▶ _EXERCISE PROMPT_
What follows is a set of entries. Give them again exactly, without the pictures.

▶ _INFORMATION SHOWN_
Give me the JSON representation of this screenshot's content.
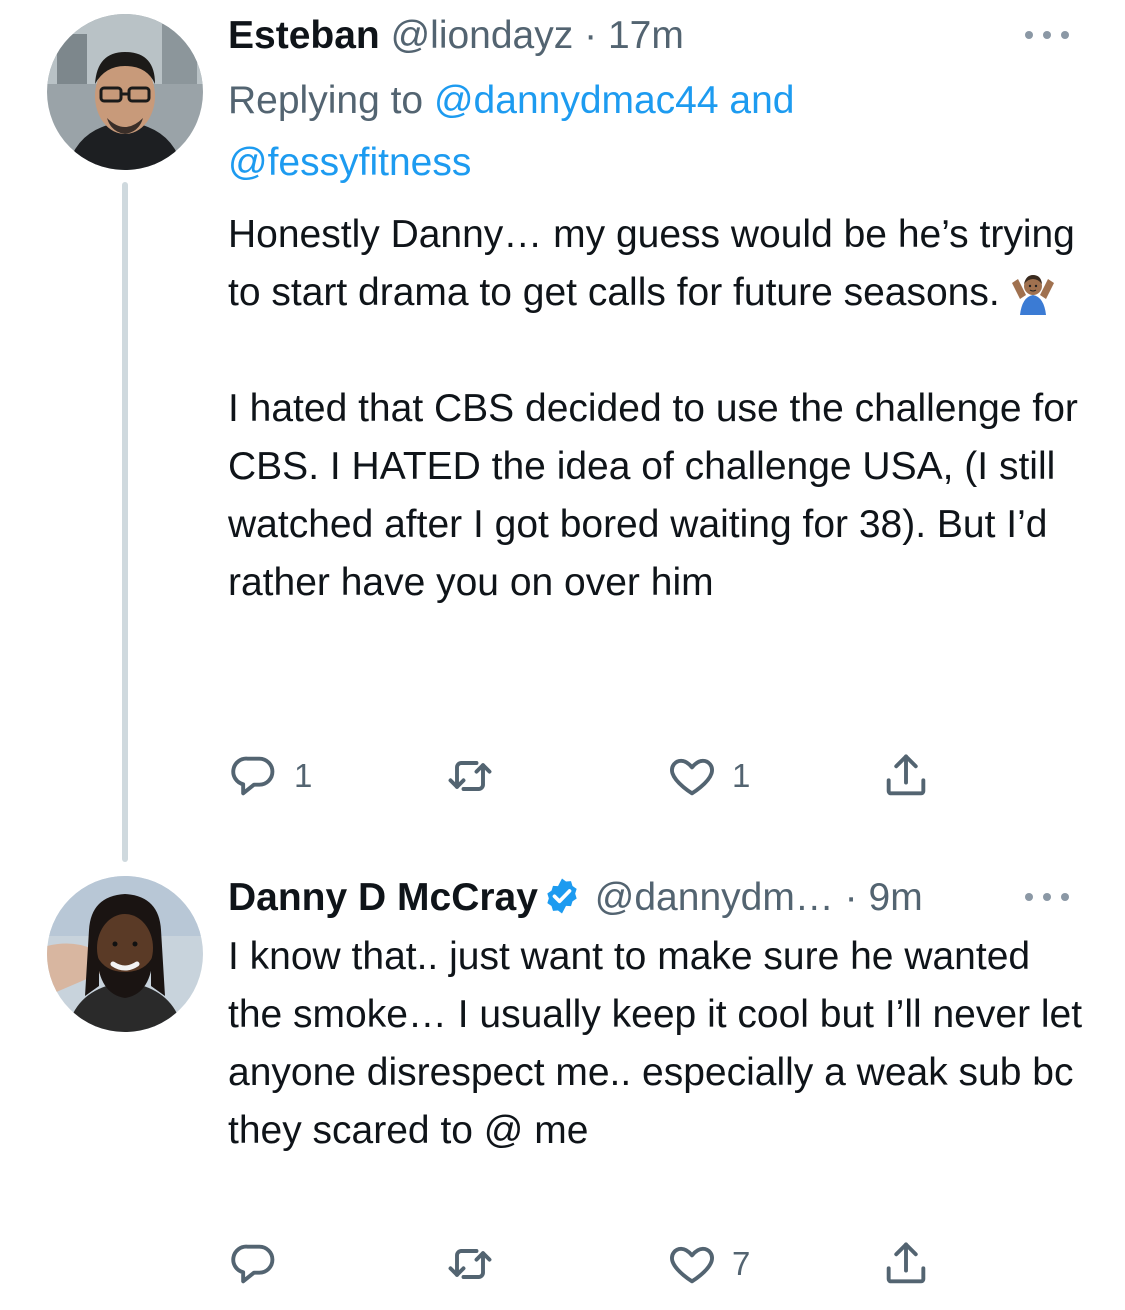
{
  "tweets": [
    {
      "author": {
        "name": "Esteban",
        "handle": "@liondayz",
        "time": "17m",
        "avatar": "avatar-man-glasses",
        "verified": false
      },
      "replying": {
        "prefix": "Replying to",
        "mention1": "@dannydmac44",
        "joiner": "and",
        "mention2": "@fessyfitness"
      },
      "text_part1": "Honestly Danny… my guess would be he’s trying to start drama to get calls for future seasons.",
      "emoji": "person-shrugging-emoji",
      "text_part2": "\n\nI hated that CBS decided to use the challenge for CBS. I HATED the idea of challenge USA, (I still watched after I got bored waiting for 38). But I’d rather have you on over him",
      "actions": {
        "reply_count": "1",
        "retweet_count": "",
        "like_count": "1"
      }
    },
    {
      "author": {
        "name": "Danny D McCray",
        "handle": "@dannydm…",
        "time": "9m",
        "avatar": "avatar-man-beard",
        "verified": true
      },
      "text": "I know that.. just want to make sure he wanted the smoke… I usually keep it cool but I’ll never let anyone disrespect me.. especially a weak sub bc they scared to @ me",
      "actions": {
        "reply_count": "",
        "retweet_count": "",
        "like_count": "7"
      }
    }
  ],
  "separator": "·",
  "icons": {
    "reply": "reply-icon",
    "retweet": "retweet-icon",
    "like": "heart-icon",
    "share": "share-icon",
    "more": "more-icon",
    "verified": "verified-badge-icon"
  },
  "colors": {
    "text": "#0f1419",
    "secondary": "#536471",
    "link": "#1d9bf0",
    "thread_line": "#cfd9de",
    "verified": "#1d9bf0"
  }
}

▶ _ANSWER SECTION_
Give me the JSON representation of this screenshot's content.
{
  "tweets": [
    {
      "author": {
        "name": "Esteban",
        "handle": "@liondayz",
        "time": "17m",
        "avatar": "avatar-man-glasses",
        "verified": false
      },
      "replying": {
        "prefix": "Replying to",
        "mention1": "@dannydmac44",
        "joiner": "and",
        "mention2": "@fessyfitness"
      },
      "text_part1": "Honestly Danny… my guess would be he’s trying to start drama to get calls for future seasons.",
      "emoji": "person-shrugging-emoji",
      "text_part2": "\n\nI hated that CBS decided to use the challenge for CBS. I HATED the idea of challenge USA, (I still watched after I got bored waiting for 38). But I’d rather have you on over him",
      "actions": {
        "reply_count": "1",
        "retweet_count": "",
        "like_count": "1"
      }
    },
    {
      "author": {
        "name": "Danny D McCray",
        "handle": "@dannydm…",
        "time": "9m",
        "avatar": "avatar-man-beard",
        "verified": true
      },
      "text": "I know that.. just want to make sure he wanted the smoke… I usually keep it cool but I’ll never let anyone disrespect me.. especially a weak sub bc they scared to @ me",
      "actions": {
        "reply_count": "",
        "retweet_count": "",
        "like_count": "7"
      }
    }
  ],
  "separator": "·",
  "icons": {
    "reply": "reply-icon",
    "retweet": "retweet-icon",
    "like": "heart-icon",
    "share": "share-icon",
    "more": "more-icon",
    "verified": "verified-badge-icon"
  },
  "colors": {
    "text": "#0f1419",
    "secondary": "#536471",
    "link": "#1d9bf0",
    "thread_line": "#cfd9de",
    "verified": "#1d9bf0"
  }
}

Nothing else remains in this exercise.